Agile approaches are enjoying a very bright place in the sun. And that is to some extent deserved; they represent a very different way of working, especially when we are dealing with ill-defined problems and a need for experimentation and search. At the same time, we often define agile as needing to be different than what came before. The implication being that predecessor capabilities are inadequate, inappropriate and best relegated to the dustbin of history. The reality is very different.
We’re often pretty sure that we understand what values are. Defining them clearly and compellingly, though, is an entirely different matter. Values aren’t about defining the lowest common denominator of what is important. They get at the very heart of who we are, and particularly how we operate, decide and interact. Getting them right is critical; it also takes a great deal of work.
Yes, “why” is a problematic question. And in asking it, we run the risk of being seen as part of the problem.
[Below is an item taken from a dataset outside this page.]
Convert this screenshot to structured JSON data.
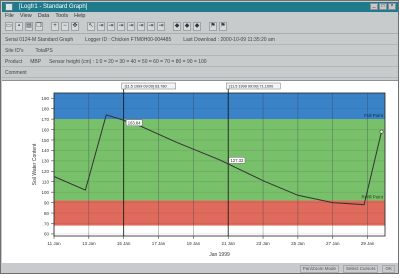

That’s in large part because we often fear the answer. We don’t have to, and there are choices in how we respond. We just need to be willing to make them.
Trust is a big thing. A strongly related concept is motive. Our motives shape our intentions, and our perceived actions lead to some pretty significant conclusions about our motives. Getting to the heart of what we are doing, why we are doing it and what we might want to do differently is pretty essential.